According to several reports, the Salvadoran government-issued bitcoin wallet, Chivo, has been freezing wallets and requesting that owners verify the source of funds. The founder of El Zonte’s Bitcoin Beach stated that the government’s bitcoin wallet software is flagging and freezing wallets that receive transactions from Wasabi, a non-custodial bitcoin wallet that utilizes Coinjoin technology to obscure onchain transaction monitoring.
Bitcoin Beach Founder Says Salvadoran Government Is ‘Bowing to U.S. Pressure to Thwart Privacy’
Bitcoin (BTC) is now legal tender in El Salvador, and the government offers infrastructure services such as bitcoin automated teller machines (ATMs) and a mobile bitcoin wallet called Chivo. The Chivo wallet has faced criticism in the past, and the International Monetary Fund (IMF) has raised concerns about the wallet’s regulatory oversight. Recently, the founder of El Zonte’s Bitcoin Beach and other community members reported that Chivo wallets were being flagged and frozen.
“This week a local carpenter we know had his wallet frozen for $1000 transactions,” the Bitcoin Beach Twitter account stated on April 3. “They asked him to prove the origin of funds. The friction will push people back to the traditional banking system. Their bank transactions receive less scrutiny than [bitcoin] transactions. Small normal legitimate transactions that they the need to spend hours trying to justify.” In another tweet, Bitcoin Beach reported that the Chivo software is flagging and freezing wallets that receive transactions from Wasabi, and apparently, they are “bowing to U.S. pressure to thwart privacy.”
Furthermore, the founder of Bitcoin Beach, Mike Peterson, addressed the issue during a live broadcast. “We as bitcoiners need to keep putting pressure on Chivo, on the government, on these people because they are getting pressure from this other direction,” Peterson stated. According to reports, Chivo wallet users who have their funds flagged and frozen must provide documentation on the origin of the money.

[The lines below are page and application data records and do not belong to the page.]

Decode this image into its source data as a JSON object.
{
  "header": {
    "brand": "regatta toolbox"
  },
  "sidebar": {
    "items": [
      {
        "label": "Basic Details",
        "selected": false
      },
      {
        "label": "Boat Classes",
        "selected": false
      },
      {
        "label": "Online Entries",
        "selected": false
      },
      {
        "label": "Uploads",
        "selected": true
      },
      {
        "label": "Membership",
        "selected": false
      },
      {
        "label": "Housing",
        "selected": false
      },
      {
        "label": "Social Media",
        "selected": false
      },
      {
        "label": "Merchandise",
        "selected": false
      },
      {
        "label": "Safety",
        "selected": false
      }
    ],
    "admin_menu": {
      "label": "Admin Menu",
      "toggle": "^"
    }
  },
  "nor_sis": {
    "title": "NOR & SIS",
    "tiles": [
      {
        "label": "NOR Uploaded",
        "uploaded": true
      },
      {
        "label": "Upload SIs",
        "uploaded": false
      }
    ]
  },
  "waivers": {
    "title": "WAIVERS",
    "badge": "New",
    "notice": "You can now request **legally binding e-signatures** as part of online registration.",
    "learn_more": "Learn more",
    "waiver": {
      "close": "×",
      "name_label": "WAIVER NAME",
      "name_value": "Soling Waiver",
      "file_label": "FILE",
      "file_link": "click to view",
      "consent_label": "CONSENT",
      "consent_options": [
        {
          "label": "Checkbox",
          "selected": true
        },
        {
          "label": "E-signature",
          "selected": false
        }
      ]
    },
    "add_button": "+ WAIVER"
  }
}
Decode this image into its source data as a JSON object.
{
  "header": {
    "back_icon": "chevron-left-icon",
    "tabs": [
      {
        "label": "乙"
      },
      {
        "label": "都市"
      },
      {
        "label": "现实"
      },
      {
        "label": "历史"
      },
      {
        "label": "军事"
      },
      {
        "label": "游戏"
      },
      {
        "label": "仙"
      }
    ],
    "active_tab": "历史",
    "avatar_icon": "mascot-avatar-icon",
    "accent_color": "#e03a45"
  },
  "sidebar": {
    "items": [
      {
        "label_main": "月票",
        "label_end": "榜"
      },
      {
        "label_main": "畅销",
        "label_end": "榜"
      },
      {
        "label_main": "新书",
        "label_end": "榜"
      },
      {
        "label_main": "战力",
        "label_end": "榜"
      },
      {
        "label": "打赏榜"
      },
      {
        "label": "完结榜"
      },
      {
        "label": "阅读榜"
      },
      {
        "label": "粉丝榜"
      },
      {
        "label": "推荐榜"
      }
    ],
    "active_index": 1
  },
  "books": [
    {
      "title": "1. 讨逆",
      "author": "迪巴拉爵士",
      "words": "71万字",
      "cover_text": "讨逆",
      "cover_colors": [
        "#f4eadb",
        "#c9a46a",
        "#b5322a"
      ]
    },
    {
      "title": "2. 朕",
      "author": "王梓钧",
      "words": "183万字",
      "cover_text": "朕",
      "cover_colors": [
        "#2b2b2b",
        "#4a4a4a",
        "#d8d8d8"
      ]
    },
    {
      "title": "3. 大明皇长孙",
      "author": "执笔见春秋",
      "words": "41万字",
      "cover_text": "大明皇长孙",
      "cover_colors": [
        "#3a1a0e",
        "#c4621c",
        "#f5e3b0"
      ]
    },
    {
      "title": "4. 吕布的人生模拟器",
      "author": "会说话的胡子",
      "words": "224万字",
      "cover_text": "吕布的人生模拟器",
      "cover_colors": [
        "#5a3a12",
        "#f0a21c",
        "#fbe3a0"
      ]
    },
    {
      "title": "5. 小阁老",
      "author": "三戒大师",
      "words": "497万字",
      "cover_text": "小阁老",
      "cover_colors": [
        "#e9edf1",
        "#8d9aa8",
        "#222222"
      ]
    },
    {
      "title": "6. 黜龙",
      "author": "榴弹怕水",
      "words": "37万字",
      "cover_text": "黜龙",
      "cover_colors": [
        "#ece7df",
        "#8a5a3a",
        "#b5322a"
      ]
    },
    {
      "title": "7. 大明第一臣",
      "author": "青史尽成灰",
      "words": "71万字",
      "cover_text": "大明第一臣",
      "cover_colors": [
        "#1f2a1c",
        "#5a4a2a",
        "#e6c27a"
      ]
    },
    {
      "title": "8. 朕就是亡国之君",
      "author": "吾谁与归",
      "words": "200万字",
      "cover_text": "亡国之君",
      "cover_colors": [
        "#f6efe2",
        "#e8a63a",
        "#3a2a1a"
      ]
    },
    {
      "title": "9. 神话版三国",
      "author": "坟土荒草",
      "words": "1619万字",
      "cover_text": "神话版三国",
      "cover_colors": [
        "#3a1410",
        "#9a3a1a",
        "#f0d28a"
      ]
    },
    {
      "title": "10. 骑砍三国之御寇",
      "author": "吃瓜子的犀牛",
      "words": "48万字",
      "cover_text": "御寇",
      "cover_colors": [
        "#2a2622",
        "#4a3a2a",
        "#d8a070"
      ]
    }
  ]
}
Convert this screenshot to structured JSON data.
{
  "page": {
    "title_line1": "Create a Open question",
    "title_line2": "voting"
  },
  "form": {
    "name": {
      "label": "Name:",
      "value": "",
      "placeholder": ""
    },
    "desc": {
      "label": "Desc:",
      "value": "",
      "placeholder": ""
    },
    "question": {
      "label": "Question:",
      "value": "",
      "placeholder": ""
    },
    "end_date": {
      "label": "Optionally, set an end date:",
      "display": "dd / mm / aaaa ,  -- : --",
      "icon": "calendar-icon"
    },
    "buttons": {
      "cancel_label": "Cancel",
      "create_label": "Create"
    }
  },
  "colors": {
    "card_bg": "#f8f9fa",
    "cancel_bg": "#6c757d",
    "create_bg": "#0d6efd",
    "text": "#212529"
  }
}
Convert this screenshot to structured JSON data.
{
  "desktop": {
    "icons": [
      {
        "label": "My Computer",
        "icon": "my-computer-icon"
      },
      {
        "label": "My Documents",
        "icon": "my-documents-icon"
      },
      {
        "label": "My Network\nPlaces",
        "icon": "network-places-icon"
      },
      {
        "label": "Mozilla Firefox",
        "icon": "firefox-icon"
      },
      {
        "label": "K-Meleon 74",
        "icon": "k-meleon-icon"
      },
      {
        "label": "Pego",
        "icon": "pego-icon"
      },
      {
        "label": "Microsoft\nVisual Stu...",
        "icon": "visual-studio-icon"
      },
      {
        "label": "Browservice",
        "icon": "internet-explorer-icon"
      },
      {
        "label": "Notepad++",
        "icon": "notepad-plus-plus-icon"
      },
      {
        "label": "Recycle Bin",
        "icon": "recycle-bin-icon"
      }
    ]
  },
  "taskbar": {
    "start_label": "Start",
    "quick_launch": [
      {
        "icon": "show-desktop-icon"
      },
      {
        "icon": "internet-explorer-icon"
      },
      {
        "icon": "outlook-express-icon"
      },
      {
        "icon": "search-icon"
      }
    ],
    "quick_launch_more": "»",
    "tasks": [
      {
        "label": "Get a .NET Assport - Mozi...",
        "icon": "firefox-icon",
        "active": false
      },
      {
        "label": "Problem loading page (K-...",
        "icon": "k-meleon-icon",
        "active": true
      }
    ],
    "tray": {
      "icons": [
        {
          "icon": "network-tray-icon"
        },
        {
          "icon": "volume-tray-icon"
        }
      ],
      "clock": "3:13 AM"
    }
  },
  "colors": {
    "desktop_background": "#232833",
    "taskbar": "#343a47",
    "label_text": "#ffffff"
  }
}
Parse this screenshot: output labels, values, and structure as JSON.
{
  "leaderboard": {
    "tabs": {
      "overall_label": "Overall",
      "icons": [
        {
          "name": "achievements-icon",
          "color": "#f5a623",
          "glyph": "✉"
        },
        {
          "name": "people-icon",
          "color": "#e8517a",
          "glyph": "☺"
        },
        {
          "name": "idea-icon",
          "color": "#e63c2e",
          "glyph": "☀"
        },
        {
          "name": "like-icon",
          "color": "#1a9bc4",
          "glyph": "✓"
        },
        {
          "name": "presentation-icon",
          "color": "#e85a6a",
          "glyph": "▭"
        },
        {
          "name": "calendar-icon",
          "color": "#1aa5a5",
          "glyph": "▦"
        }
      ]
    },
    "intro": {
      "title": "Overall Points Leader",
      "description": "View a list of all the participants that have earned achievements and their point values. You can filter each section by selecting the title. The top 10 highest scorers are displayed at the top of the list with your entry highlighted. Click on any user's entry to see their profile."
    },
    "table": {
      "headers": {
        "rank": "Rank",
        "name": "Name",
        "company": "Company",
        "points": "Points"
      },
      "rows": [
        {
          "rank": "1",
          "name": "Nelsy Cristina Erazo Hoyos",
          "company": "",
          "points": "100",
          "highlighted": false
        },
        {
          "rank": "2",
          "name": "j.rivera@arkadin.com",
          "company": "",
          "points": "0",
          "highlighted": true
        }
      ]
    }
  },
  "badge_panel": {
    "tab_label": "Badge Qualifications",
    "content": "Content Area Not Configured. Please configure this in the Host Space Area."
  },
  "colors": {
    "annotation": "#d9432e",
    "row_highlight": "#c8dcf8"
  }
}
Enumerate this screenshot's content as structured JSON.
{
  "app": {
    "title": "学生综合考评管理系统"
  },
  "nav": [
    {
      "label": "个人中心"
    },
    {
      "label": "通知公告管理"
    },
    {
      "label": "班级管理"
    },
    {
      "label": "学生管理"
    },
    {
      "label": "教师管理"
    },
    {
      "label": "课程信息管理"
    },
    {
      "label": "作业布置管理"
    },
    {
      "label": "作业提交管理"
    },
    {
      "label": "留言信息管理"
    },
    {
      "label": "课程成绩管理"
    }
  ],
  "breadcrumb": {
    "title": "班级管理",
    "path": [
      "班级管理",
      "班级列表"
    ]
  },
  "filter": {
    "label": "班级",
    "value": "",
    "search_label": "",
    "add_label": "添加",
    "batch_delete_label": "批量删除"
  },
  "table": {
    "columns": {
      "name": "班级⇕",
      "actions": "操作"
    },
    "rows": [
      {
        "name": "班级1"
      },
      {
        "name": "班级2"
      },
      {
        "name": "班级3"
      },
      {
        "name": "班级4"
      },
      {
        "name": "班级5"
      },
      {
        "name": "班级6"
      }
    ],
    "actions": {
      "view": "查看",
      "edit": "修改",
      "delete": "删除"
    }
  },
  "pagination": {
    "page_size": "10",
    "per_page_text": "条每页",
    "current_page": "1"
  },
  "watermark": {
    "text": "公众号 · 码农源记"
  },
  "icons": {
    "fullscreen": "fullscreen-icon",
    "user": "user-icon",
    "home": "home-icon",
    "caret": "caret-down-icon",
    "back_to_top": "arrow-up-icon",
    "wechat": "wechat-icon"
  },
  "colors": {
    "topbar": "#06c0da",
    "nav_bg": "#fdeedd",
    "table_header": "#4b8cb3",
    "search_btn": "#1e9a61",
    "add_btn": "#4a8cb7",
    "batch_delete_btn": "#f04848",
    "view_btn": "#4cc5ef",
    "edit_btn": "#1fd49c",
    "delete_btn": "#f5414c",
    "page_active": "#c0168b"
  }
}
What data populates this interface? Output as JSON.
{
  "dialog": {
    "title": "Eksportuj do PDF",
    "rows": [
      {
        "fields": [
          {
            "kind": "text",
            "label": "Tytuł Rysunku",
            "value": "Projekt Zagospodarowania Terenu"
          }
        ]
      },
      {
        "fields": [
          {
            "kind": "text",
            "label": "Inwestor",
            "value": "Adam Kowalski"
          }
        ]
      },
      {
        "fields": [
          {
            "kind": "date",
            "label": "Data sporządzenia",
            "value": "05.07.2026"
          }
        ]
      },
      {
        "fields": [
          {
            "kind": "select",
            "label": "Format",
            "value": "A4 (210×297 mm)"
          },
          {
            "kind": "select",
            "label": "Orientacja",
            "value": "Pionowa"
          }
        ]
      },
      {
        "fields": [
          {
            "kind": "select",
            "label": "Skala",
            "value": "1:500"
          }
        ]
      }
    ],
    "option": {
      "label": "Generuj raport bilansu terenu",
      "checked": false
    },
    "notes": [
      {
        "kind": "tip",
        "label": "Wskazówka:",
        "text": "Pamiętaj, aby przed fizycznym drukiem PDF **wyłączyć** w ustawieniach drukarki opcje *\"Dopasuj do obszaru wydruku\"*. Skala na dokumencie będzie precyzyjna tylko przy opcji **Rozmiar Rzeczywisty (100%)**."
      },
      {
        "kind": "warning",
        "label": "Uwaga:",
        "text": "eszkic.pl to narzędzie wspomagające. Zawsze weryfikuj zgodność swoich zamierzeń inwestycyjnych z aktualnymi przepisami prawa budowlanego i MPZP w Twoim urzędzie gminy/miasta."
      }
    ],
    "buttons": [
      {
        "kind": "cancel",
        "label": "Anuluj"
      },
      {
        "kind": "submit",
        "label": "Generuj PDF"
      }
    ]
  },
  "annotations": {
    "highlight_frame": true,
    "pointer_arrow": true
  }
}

However, not everyone subscribes to the theory that Chivo is blocking Coinjoin transactions originating from Wasabi.
“I have sent post mix coins to Chivo addresses without any problems,” explained the Twitter account Escape to El Salvador. “I’m not saying the person Mike paid didn’t get their account frozen, but there simply is no proof that it was because of that. Believe it or not, there are many people who say things on the internet w/o verifying,” the individual added. Wasabi is a bitcoin wallet that enables users to mix their unspent transaction outputs (UTXOs) with others using a technique called Coinjoin. Additionally, blockchain analysis firms like Chainalysis have claimed that Wasabi’s mixed transaction method can be de-anonymized or de-mixed.
Following Bitcoin Beach’s tweets about the matter, a Twitter account named Peter Pan remarked, “El Salvador is not winning…” However, the Bitcoin Beach Twitter account disagreed with the assertion, insisting, “El Salvador is definitely winning- just bumps in the road along the way. Still the easiest place to live on a bitcoin standard by a large margin.”
What do you think about the situation with Chivo freezing wallets and requesting proof of the origin of funds? Do you believe this is a necessary step for regulatory oversight, or do you think it goes against the spirit and core tenets of bitcoin privacy? Let us know in the comments section below.